In March 2007 the Government Accountability Office reviewed 64 defense system programs, including the LCS. In the report it was noted that seven of the technologies under development were used in multiple applications or mission packages. Since these technologies were used on different platforms or environments, the program office chose to assess them in each setting separately, resulting in a total of 36 critical technologies, 22 of which were considered mature.
Delivery of the first mine warfare mission package would align with delivery of the first ship in June 2007. Of the 16 technologies used for mine warfare, only the Organic Airborne and Surface Influence Sweep system (OASIS), remains immature. Tests to demonstrate this technology in a relevant environment were scheduled for the first quarter of FY07. Five other technologies were close to full maturity, while 10 others were fully mature.
The first antisubmarine and surface warfare packages would align with delivery of the second LCS in FY08. Of the 13 technologies dedicated to antisubmarine warfare, 3 remain in development, including the advanced deployable system and two subsystems for the antisubmarine variant of the remote mine-hunting vehicle. While the program expected to demonstrate the two subsystems in a relevant environment in late FY07, plans to mature advanced deployable system were unclear. An additional 4 technologies were near full maturity, while the remaining 6 were fully mature. Of the 7 technologies dedicated to surface warfare, the non-line-of-sight missile system was the only one not fully mature. It was expected to be demonstrated in a relevant environment in mid-FY07. Between the previous GAO and March 2007 report, the unmanned surface vehicle was removed from the surface warfare mission, although it was still to used in other missions.
The majority of ship-specific technologies were considered mature or close to full maturity. The Lockheed Martin design, the first to enter production, had 9 of 10 technologies mature or close to full maturity, only a system used to launch and retrieve small boats was not mature. The General Dynamics design currently had all of its technologies mature or close to full maturity. The program has reduced the number of critical technologies monitored to conform with DoD's definition of a critical technology, a new or novel technology used to meet key requirements. Although not designated as critical, these technologies remained in the ships' design.

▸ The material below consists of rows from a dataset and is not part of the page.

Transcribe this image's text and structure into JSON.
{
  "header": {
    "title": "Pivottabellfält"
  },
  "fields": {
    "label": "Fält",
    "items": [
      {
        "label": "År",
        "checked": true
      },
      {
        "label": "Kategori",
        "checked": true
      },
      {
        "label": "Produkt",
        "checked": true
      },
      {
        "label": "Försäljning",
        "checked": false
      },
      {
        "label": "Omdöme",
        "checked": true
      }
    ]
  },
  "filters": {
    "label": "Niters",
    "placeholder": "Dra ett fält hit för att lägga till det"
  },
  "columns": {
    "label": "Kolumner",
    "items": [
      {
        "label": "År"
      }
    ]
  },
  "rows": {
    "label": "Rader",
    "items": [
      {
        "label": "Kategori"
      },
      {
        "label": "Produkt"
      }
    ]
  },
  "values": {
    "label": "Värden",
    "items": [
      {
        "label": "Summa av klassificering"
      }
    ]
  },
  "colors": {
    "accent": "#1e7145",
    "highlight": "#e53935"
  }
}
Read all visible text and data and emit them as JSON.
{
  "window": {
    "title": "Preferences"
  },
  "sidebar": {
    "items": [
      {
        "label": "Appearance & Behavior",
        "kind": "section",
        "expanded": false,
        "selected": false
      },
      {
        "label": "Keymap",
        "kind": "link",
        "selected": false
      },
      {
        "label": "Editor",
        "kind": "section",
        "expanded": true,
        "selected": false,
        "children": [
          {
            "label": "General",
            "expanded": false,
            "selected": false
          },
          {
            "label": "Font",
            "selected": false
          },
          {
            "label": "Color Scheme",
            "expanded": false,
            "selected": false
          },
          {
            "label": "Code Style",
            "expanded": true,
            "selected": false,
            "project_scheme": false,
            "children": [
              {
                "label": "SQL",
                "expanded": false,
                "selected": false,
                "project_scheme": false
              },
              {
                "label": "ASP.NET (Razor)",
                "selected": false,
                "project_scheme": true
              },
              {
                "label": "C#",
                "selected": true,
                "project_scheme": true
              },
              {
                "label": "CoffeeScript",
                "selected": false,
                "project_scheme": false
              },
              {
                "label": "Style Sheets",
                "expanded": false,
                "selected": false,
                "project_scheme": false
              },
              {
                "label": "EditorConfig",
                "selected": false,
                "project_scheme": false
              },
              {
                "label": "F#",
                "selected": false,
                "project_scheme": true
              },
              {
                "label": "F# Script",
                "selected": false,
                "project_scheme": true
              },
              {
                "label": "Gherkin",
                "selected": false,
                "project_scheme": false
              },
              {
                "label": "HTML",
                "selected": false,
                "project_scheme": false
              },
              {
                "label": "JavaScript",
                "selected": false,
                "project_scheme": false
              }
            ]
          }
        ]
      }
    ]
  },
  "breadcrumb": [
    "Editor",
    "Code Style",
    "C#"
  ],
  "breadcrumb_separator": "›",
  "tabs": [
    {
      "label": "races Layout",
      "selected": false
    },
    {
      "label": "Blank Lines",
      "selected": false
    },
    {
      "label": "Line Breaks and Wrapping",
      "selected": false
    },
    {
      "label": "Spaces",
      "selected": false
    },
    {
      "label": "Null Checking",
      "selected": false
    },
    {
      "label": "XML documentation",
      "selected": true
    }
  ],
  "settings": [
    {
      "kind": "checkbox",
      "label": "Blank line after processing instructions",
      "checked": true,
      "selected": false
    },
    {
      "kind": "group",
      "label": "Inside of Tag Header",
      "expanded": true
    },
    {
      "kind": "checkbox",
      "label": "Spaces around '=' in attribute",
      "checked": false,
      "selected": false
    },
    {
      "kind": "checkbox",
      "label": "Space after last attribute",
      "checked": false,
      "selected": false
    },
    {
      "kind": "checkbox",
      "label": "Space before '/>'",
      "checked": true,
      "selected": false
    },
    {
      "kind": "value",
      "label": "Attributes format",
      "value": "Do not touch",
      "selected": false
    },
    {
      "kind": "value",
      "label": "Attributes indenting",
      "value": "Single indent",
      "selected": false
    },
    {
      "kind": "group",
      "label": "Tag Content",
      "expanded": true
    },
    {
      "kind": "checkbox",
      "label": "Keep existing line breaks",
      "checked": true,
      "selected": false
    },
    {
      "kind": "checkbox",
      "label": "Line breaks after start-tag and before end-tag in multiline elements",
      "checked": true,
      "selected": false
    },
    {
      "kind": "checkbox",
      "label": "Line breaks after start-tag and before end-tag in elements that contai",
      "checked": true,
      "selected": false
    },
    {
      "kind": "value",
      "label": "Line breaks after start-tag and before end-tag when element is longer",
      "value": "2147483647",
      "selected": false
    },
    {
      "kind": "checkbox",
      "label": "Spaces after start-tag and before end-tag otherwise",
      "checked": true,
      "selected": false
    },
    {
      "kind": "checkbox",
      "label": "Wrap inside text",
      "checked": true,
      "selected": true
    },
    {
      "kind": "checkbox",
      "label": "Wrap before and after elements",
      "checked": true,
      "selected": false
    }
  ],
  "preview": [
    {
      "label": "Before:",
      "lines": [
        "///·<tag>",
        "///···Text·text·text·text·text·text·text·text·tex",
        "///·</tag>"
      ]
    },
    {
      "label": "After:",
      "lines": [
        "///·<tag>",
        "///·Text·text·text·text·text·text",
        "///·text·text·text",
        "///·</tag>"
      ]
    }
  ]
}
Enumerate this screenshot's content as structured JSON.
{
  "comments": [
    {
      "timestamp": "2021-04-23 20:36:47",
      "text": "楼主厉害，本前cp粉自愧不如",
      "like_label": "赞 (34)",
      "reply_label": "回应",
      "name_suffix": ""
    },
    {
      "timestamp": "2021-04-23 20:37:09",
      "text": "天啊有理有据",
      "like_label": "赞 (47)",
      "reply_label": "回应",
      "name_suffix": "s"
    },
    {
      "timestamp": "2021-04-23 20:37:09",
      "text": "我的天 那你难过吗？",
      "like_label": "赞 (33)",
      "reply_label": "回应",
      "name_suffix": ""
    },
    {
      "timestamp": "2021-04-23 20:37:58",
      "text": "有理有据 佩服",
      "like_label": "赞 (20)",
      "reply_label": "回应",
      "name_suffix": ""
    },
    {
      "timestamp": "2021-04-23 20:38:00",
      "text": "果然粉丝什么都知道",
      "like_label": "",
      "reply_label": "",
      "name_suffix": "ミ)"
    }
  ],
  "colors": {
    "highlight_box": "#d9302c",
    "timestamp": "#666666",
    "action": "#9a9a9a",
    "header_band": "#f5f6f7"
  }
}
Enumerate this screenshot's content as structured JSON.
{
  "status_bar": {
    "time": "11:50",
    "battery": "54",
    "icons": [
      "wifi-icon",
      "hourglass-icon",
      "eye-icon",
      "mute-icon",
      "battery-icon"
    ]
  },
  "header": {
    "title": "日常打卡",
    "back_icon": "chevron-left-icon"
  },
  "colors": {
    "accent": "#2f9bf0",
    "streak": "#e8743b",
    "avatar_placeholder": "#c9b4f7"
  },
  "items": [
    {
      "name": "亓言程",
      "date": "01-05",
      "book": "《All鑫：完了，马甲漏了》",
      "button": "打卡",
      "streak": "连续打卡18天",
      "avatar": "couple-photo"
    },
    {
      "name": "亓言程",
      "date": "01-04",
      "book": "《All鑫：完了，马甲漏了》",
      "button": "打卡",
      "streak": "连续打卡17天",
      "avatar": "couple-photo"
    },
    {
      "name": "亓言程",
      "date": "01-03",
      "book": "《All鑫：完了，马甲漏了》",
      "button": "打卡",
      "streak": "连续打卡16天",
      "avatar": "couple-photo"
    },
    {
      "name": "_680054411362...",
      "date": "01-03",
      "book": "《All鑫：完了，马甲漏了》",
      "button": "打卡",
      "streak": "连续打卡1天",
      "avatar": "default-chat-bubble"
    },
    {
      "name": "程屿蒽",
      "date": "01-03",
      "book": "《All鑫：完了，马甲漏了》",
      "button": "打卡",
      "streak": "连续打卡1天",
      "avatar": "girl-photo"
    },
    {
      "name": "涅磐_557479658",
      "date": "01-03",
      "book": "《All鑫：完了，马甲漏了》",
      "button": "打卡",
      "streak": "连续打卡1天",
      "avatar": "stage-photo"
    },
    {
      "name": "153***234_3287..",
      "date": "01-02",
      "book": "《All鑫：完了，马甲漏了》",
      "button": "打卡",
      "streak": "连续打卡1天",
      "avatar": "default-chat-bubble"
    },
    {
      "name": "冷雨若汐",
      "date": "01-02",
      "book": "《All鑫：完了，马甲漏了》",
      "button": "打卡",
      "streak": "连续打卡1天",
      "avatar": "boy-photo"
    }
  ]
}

According to the GAO, costs for constructing Flight 0 ships had grown due to development of a formal cost estimate, incorporation of lessons learned in construction of the first ships, and the congressionally mandated addition of requirements for force protection and survivability.
In reponse to the GAO report, the Navy stated that the LCS modular open system architecture strategy decouples core seaframe design and construction from the phased delivery of focused mission package payloads. A robust risk management process tracks technologies under development to ensure they are matured and fulfill program requirements according to planned deployment timelines. The Navy continued to apply all available management tools to optimize unit cost and schedule through the challenges of first of class construction.